As long as the political taboo on raising taxes endures, the service will be in financial peril. 

It has long been clear that the NHS is in financial ill-health. But today's figures, conveniently delayed until after the Conservative conference, are still stunningly bad. The service ran a deficit of £930m between April and June (greater than the £820m recorded for the whole of the 2014/15 financial year) and is on course for a shortfall of at least £2bn this year - its worst position for a generation. 

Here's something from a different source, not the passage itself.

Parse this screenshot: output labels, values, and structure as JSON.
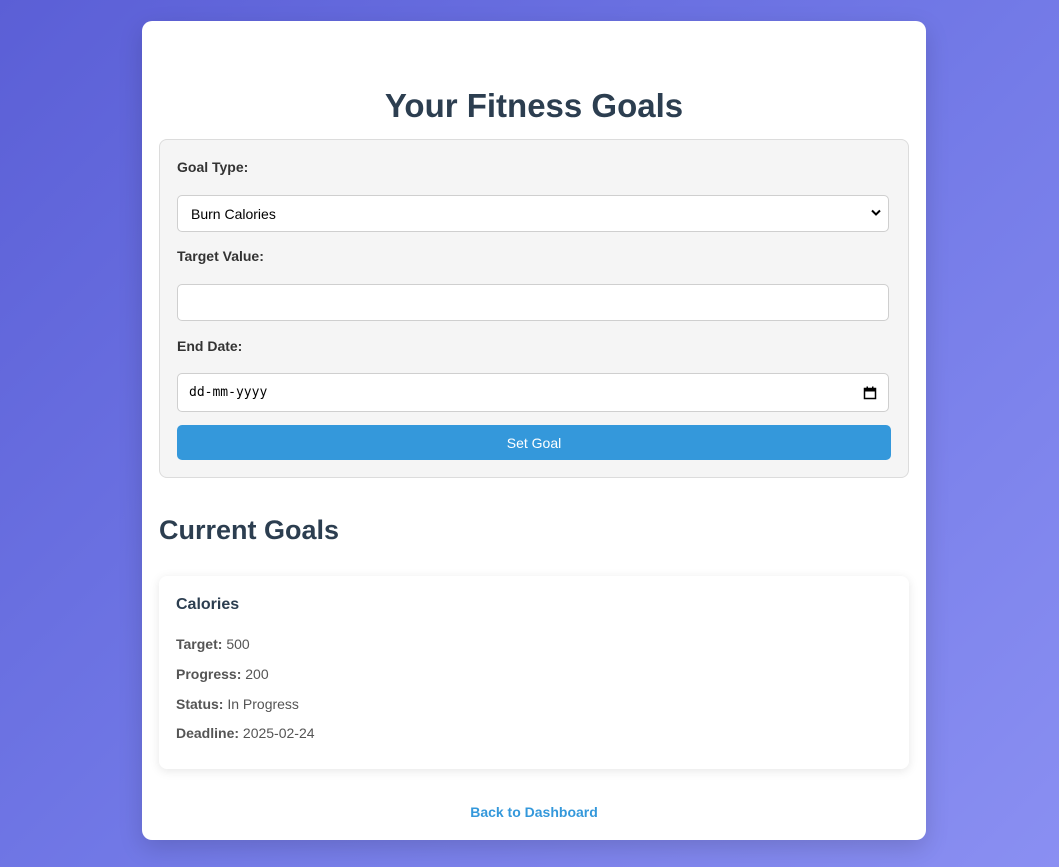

Though often described as having been shielded from austerity, owing to its ring-fenced budget, the NHS is enduring the toughest spending settlement in its history. Since 1950, health spending has grown at an average annual rate of 4 per cent, but over the last parliament it rose by just 0.5 per cent. An ageing population, rising treatment costs and the social care crisis all mean that the NHS has to run merely to stand still. The Tories have pledged to provide £10bn more for the service but this still leaves £20bn of efficiency savings required. 

Speculation is now turning to whether George Osborne will provide an emergency injection of funds in the Autumn Statement on 25 November. But the long-term question is whether anyone is prepared to offer a sustainable solution to the crisis. Health experts argue that only a rise in general taxation (income tax, VAT, national insurance), patient charges or a hypothecated "health tax" will secure the future of a universal, high-quality service. But the political taboo against increasing taxes on all but the richest means no politician has ventured into this territory. Shadow health secretary Heidi Alexander has today called for the government to "find money urgently to get through the coming winter months". But the bigger question is whether, under Jeremy Corbyn, Labour is prepared to go beyond sticking-plaster solutions. 

George Eaton is political editor of the New Statesman.